Editor-in-Chief: Christian Huemer (Belvedere Research Center, Vienna)
On the occasion of its 20th birthday the MEK – Museum Europäischer Kulturen – Staatliche Museen zu Berlin hosts the conference “What’s Missing? Collecting and Exhibiting Europe”. The conference focuses on blank spots: Which objects, narratives, methods and actors have not been paid any (or enough) attention to and are missing in our museum reflections on contemporary daily lives and societies in Europe? Numerous European collections and museums with objects of everyday life are going through processes of transformation – from historical folklore, national and sometimes ethnically oriented to contemporary, European and transculturally designed institutions. In this process, the historical collections are both a blessing and a curse: They form the basis of existence for these museum types – but the collections themselves and/or their ‘traditional’ narrative framings do not sufficiently represent current social developments or complex pasts. How can these museums adequately account for new sociopolitical contexts, especially against the background of present theoretical debates, which conceptualize things, actors, spaces and routes as closely entangled? In addition, the political “European project” is being increasingly called into question and conflicting ideas about European identity/identities and cultural heritage are being strongly communicated in many arenas. What social role do museums – and especially the (former) folklore museums – want to play in these debates of Europe in transition? How can a reinterpretation and contemporization of collections and exhibitions through (post-)migratory, queer, decolonial, fugitive, dis/abled or other marginalized lenses be established in mainstream museum work?
Philadelphia Museum of Art, Philadelphia, April 12 – 14, 2019
“IMPRESSIONISM AROUND THE WORLD” 10TH ANNUAL ANNE d’HARNONCOURT SYMPOSIUM 2019
Philadelphia Museum of Art, Perelman Auditorium
organized by André Dombrowski (University of Pennsylvania), Kathleen Foster and Jennifer Thompson (Philadelphia Museum of Art)

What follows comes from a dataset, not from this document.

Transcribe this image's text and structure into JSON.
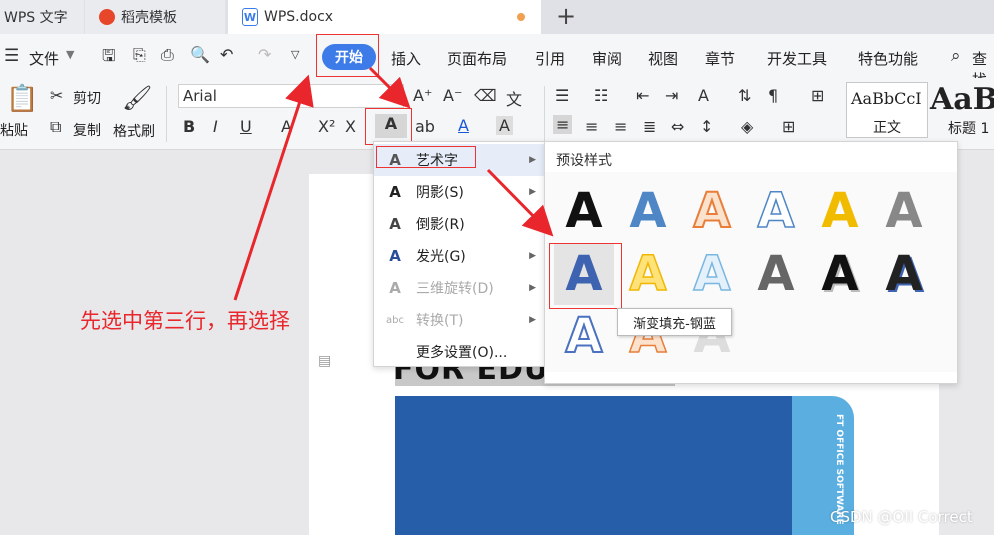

How did a quintessentially French art movement like Impressionism become an international phenomenon and global success around the year 1900? Why were its attempts to condense representation so completely into the here and now, into an experiential moment, a flicker of light, and the material conditions of painting such a favorite with audiences of highly disparate nationalities, traditions, religions, political regimes, and imperial ambitions? Leading scholars explore Impressionism’s global reach at the turn of the twentieth century, focusing on the style’s infatuation with speed and commodity culture, mass travel, the telegraph, the moving image, and thus the complete re-organization of modern global time and space these innovations set in motion.
Art Crossing Borders offers a thought-provoking analysis of the internationalisation of the art market during the long nineteenth century. Twelve experts, dealing with a wide variety of geographical, temporal, and commercial contexts, explore how the gradual integration of art markets structurally depended on the simultaneous rise of nationalist modes of thinking, in unexpected and ambiguous ways. By presenting a radically international research perspective Art Crossing Borders offers a crucial contribution to the field of art market studies.

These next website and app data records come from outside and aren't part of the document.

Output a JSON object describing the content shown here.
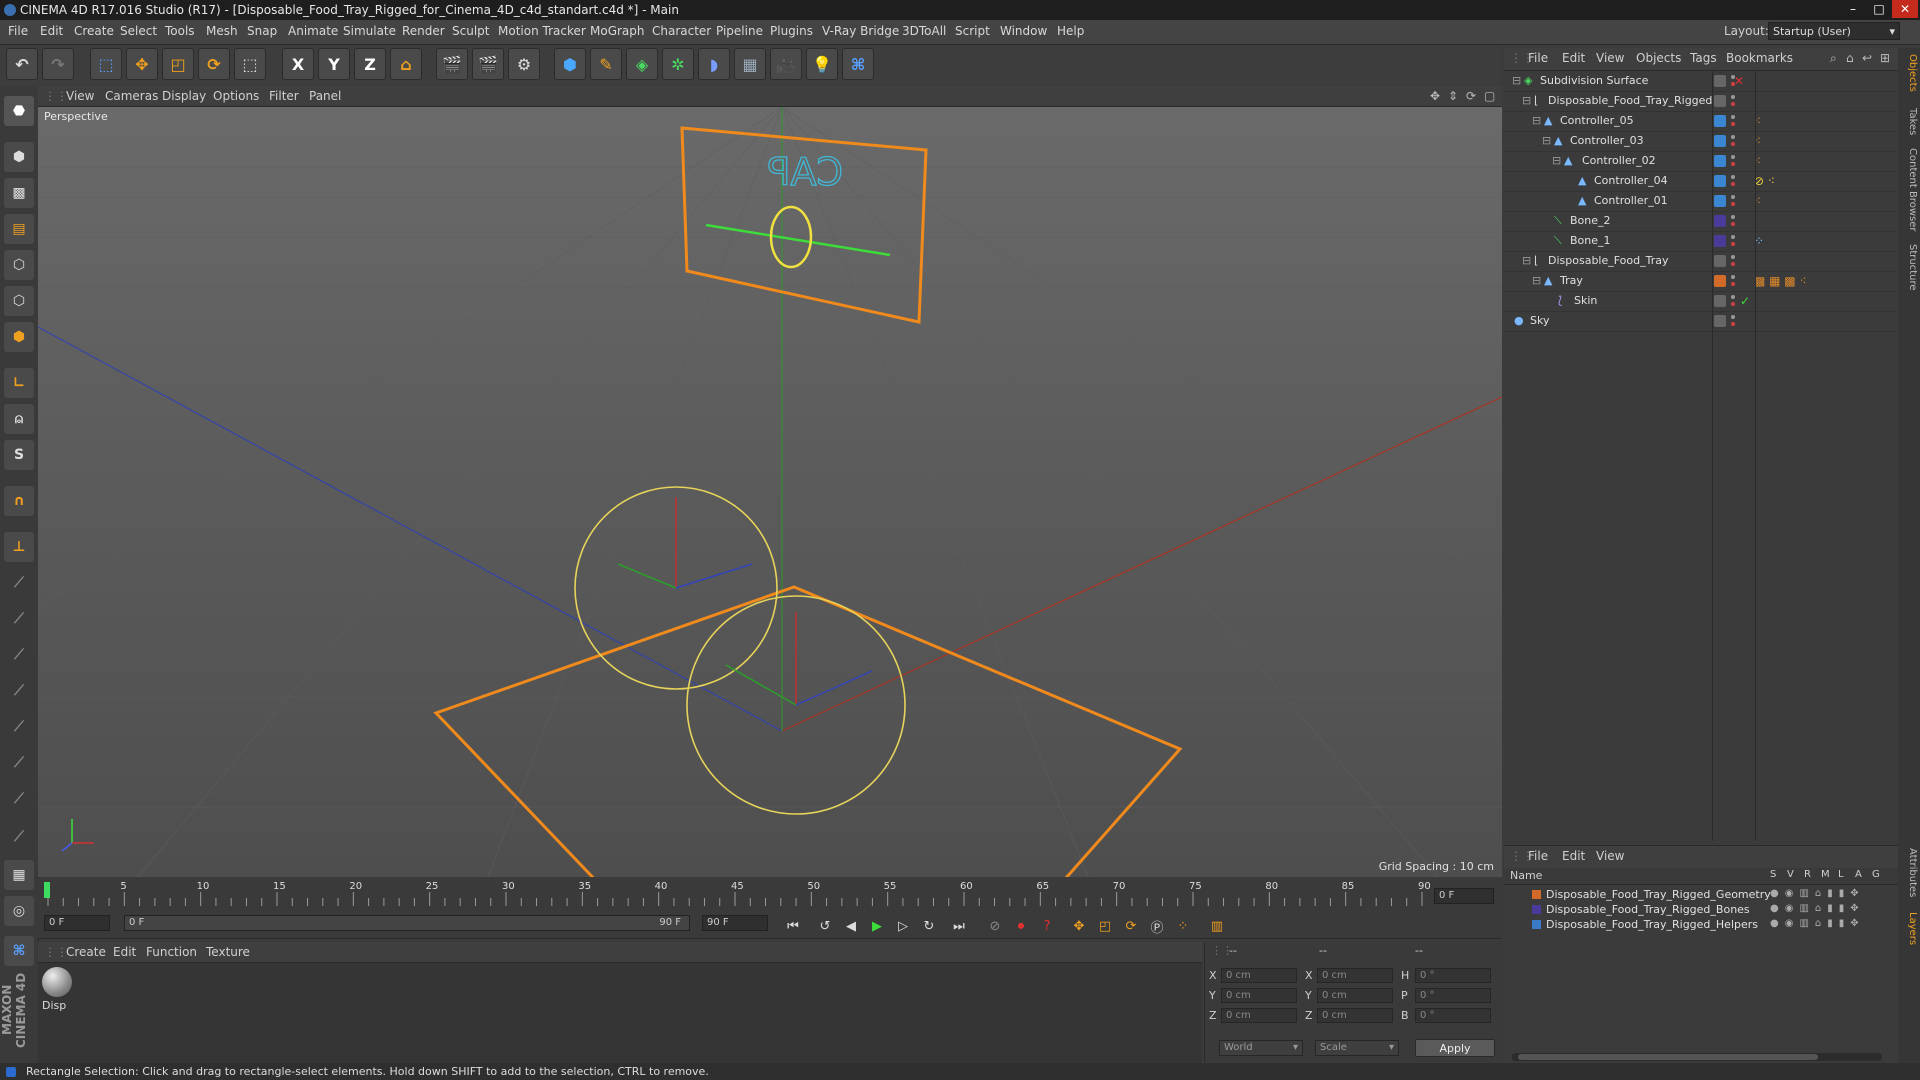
{
  "window": {
    "title": "CINEMA 4D R17.016 Studio (R17) - [Disposable_Food_Tray_Rigged_for_Cinema_4D_c4d_standart.c4d *] - Main",
    "min": "–",
    "max": "□",
    "close": "✕"
  },
  "menubar": {
    "items": [
      "File",
      "Edit",
      "Create",
      "Select",
      "Tools",
      "Mesh",
      "Snap",
      "Animate",
      "Simulate",
      "Render",
      "Sculpt",
      "Motion Tracker",
      "MoGraph",
      "Character",
      "Pipeline",
      "Plugins",
      "V-Ray Bridge",
      "3DToAll",
      "Script",
      "Window",
      "Help"
    ],
    "layout_label": "Layout:",
    "layout_value": "Startup (User)"
  },
  "toolbar": {
    "axis_x": "X",
    "axis_y": "Y",
    "axis_z": "Z"
  },
  "viewport": {
    "menu": [
      "View",
      "Cameras",
      "Display",
      "Options",
      "Filter",
      "Panel"
    ],
    "label": "Perspective",
    "grid_spacing": "Grid Spacing : 10 cm",
    "billboard_text": "CAP"
  },
  "timeline": {
    "ticks": [
      "0",
      "5",
      "10",
      "15",
      "20",
      "25",
      "30",
      "35",
      "40",
      "45",
      "50",
      "55",
      "60",
      "65",
      "70",
      "75",
      "80",
      "85",
      "90"
    ],
    "current_frame": "0 F",
    "start_field": "0 F",
    "range_start": "0 F",
    "range_end": "90 F",
    "end_field": "90 F"
  },
  "materials": {
    "menu": [
      "Create",
      "Edit",
      "Function",
      "Texture"
    ],
    "material_label": "Disp"
  },
  "coordinates": {
    "header_1": "--",
    "header_2": "--",
    "header_3": "--",
    "rows": [
      {
        "l1": "X",
        "v1": "0 cm",
        "l2": "X",
        "v2": "0 cm",
        "l3": "H",
        "v3": "0 °"
      },
      {
        "l1": "Y",
        "v1": "0 cm",
        "l2": "Y",
        "v2": "0 cm",
        "l3": "P",
        "v3": "0 °"
      },
      {
        "l1": "Z",
        "v1": "0 cm",
        "l2": "Z",
        "v2": "0 cm",
        "l3": "B",
        "v3": "0 °"
      }
    ],
    "mode": "World",
    "scale": "Scale",
    "apply": "Apply"
  },
  "object_manager": {
    "menu": [
      "File",
      "Edit",
      "View",
      "Objects",
      "Tags",
      "Bookmarks"
    ],
    "objects": [
      {
        "name": "Subdivision Surface",
        "indent": 0
      },
      {
        "name": "Disposable_Food_Tray_Rigged",
        "indent": 1
      },
      {
        "name": "Controller_05",
        "indent": 2
      },
      {
        "name": "Controller_03",
        "indent": 3
      },
      {
        "name": "Controller_02",
        "indent": 4
      },
      {
        "name": "Controller_04",
        "indent": 5
      },
      {
        "name": "Controller_01",
        "indent": 5
      },
      {
        "name": "Bone_2",
        "indent": 3
      },
      {
        "name": "Bone_1",
        "indent": 3
      },
      {
        "name": "Disposable_Food_Tray",
        "indent": 1
      },
      {
        "name": "Tray",
        "indent": 2
      },
      {
        "name": "Skin",
        "indent": 3
      },
      {
        "name": "Sky",
        "indent": 0
      }
    ]
  },
  "side_tabs": [
    "Objects",
    "Takes",
    "Content Browser",
    "Structure",
    "Attributes",
    "Layers"
  ],
  "layer_manager": {
    "menu": [
      "File",
      "Edit",
      "View"
    ],
    "header_name": "Name",
    "header_flags": [
      "S",
      "V",
      "R",
      "M",
      "L",
      "A",
      "G"
    ],
    "layers": [
      {
        "name": "Disposable_Food_Tray_Rigged_Geometry",
        "color": "#d26b2a"
      },
      {
        "name": "Disposable_Food_Tray_Rigged_Bones",
        "color": "#4a3a9a"
      },
      {
        "name": "Disposable_Food_Tray_Rigged_Helpers",
        "color": "#3a7ac8"
      }
    ]
  },
  "brand": "MAXON CINEMA 4D",
  "status": "Rectangle Selection: Click and drag to rectangle-select elements. Hold down SHIFT to add to the selection, CTRL to remove.",
  "colors": {
    "accent_orange": "#f08a1c",
    "accent_blue": "#3a86d0",
    "selection_yellow": "#e6d35a"
  }
}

This publication is open access and can be freely downloaded directly from the Brill website here.
The Diploma in Intellectual Property and Collections will run over three days in London from 24 to 26 June 2019 and in Sydney from 17 to 19 July 2019 . This course will teach you everything you need to know about IP in the context of art and collections management.